▸ **Work to be completed**: Repeat, exactly and in full, the lines of the listing below, but without any pictures.
========================================
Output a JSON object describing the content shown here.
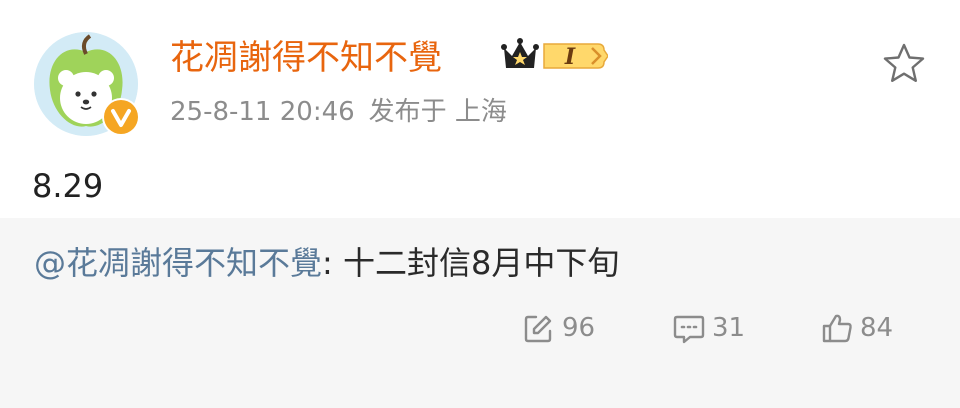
{
  "post": {
    "username": "花凋謝得不知不覺",
    "member_badge": "I",
    "time": "25-8-11 20:46",
    "location": "发布于 上海",
    "text": "8.29",
    "favorite_icon": "star-outline-icon"
  },
  "repost": {
    "mention": "@花凋謝得不知不覺",
    "separator": ": ",
    "text": "十二封信8月中下旬"
  },
  "actions": {
    "repost_count": "96",
    "comment_count": "31",
    "like_count": "84"
  },
  "colors": {
    "username": "#e8650e",
    "mention": "#5a7a99",
    "repost_background": "#f6f6f6",
    "verified": "#f5a623"
  },
  "icons": {
    "avatar": "apple-bear-avatar",
    "verified": "verified-v-icon",
    "member": "crown-icon",
    "repost": "repost-icon",
    "comment": "comment-icon",
    "like": "thumbs-up-icon"
  }
}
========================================
▸ **Output of the exercise**:
Output a JSON object describing the content shown here.
{
  "post": {
    "username": "花凋謝得不知不覺",
    "member_badge": "I",
    "time": "25-8-11 20:46",
    "location": "发布于 上海",
    "text": "8.29",
    "favorite_icon": "star-outline-icon"
  },
  "repost": {
    "mention": "@花凋謝得不知不覺",
    "separator": ": ",
    "text": "十二封信8月中下旬"
  },
  "actions": {
    "repost_count": "96",
    "comment_count": "31",
    "like_count": "84"
  },
  "colors": {
    "username": "#e8650e",
    "mention": "#5a7a99",
    "repost_background": "#f6f6f6",
    "verified": "#f5a623"
  },
  "icons": {
    "avatar": "apple-bear-avatar",
    "verified": "verified-v-icon",
    "member": "crown-icon",
    "repost": "repost-icon",
    "comment": "comment-icon",
    "like": "thumbs-up-icon"
  }
}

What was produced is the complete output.